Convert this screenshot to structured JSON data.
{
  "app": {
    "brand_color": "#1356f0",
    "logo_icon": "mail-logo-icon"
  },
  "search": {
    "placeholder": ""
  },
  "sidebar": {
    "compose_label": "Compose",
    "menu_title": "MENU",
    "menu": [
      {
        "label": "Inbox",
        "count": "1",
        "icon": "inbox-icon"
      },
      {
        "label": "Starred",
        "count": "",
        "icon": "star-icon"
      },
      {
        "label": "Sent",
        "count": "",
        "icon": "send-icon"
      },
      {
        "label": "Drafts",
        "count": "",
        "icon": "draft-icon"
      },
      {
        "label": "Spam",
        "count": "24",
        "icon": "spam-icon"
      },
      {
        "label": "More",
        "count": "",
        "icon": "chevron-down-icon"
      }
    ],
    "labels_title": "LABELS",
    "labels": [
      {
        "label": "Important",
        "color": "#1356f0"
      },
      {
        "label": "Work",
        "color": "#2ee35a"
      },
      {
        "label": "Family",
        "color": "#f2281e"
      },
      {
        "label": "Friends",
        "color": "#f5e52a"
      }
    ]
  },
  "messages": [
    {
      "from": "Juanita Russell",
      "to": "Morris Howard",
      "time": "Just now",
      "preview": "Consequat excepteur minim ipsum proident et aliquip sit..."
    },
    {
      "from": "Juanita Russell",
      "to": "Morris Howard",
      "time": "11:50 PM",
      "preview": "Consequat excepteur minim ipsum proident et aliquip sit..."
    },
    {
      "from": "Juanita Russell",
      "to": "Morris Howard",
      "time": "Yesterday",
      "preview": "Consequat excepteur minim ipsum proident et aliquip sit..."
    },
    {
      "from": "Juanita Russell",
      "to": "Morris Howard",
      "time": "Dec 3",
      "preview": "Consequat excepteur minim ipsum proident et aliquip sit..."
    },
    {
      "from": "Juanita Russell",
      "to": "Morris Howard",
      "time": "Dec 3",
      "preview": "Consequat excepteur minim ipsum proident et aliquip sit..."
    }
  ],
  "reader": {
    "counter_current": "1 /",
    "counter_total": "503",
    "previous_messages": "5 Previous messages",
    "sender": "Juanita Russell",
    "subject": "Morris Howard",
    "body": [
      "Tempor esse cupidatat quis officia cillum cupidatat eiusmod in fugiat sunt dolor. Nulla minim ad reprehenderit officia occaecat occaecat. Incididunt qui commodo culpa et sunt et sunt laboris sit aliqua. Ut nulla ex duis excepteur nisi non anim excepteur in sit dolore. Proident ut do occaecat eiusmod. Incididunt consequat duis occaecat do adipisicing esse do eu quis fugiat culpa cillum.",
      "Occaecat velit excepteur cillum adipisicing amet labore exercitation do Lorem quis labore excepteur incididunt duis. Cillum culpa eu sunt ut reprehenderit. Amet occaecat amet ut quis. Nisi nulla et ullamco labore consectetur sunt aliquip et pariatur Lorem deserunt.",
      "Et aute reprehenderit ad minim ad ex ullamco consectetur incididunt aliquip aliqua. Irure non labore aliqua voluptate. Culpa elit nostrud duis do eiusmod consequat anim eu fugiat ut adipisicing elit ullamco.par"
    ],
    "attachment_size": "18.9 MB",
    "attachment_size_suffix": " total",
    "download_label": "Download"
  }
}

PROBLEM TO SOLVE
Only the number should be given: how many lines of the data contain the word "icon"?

RESPONSE FOR THIS EXERCISE
7